O_o

Really.

Alright then, more photos and randomness coming up in Part 2!

Planning evil things to do to the guys

Minou and Kerrendor are getting married.

Last night, Minou asked the girls out for dinner to talk about the wedding. We’re going to be her “sisters” at her customary wedding ritual, and our respective partners will be Kerrendor’s “brothers”.

For those unfamiliar with this Chinese custom, let me briefly describe it:

In the morning, the sisters will gather at the bride’s home to help her get ready for her big day.

The groom will come later, accompanied by his brothers, to claim the bride and bring her to his home. This is symbolic of the bride marrying into the groom’s family.

But before the groom can claim his bride, the sisters will make him do all sorts of funny, humiliating, ridiculous tasks. He also has to pay an “entrance fee” before he can enter to see the bride. The groom’s brothers help him fulfill the tasks and cough up the fee (usually an exhorbitant amount set by the sisters).

This is to symbolise that the groom is willing to go through all kinds of shit to win his bride over and to show that he will go through thick and thin with her throughout their married life.

Once the sisters are happy, they’ll let the guys into the house. The bride will make her grand entrance. As this point, the groom is supposed to go weak in the knees as he sets his gaze upon the most beautiful woman in the world (to him).

After that, there are tea ceremonies here and there but those are boring rituals so I won’t talk about it.

So, last night, we met up to discuss the deliciously evil things we would do to the guys.

Alas, Kerrendor the Sly came up with a plan to infiltrate our plans. He knew that all our partners would be free, since we were abandoning them for our girls’ night out, so he asked them out.

And the guys schemingly decided to go at the same restaurant-pub we were going to, giving the excuse that we need them to drive us there.

We agreed to it because it’s always nice to be driven around. Haha.

We had separate tables for the girls and guys, of course, but they were quite close. First, we made small talk and we ate. Then we got down to business. That was when the evil grins and the giggles started.

When the guys noticed the monkey business going on at our table, they went on alert mode and tried to eavesdrop. They pretended to be engrossed with talking about cars and computers, but they angled their bodies so that their ears could catch our conversation.

Also, one by one, they came up with excuses to visit our table, hoping to glean bits of information they can use to plan their defence.

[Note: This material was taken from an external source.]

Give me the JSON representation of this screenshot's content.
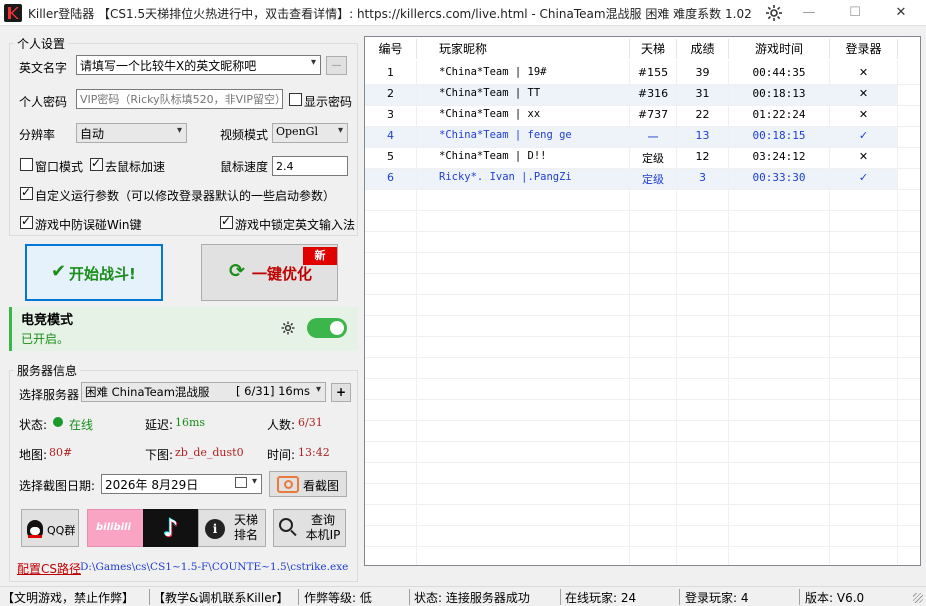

They were so funny.

I don’t think they heard anything useful, though. And they were probably too drunk on their beers to remember anything, anyway.

But we came up with some really funny stuff and I can’t wait for the day to come!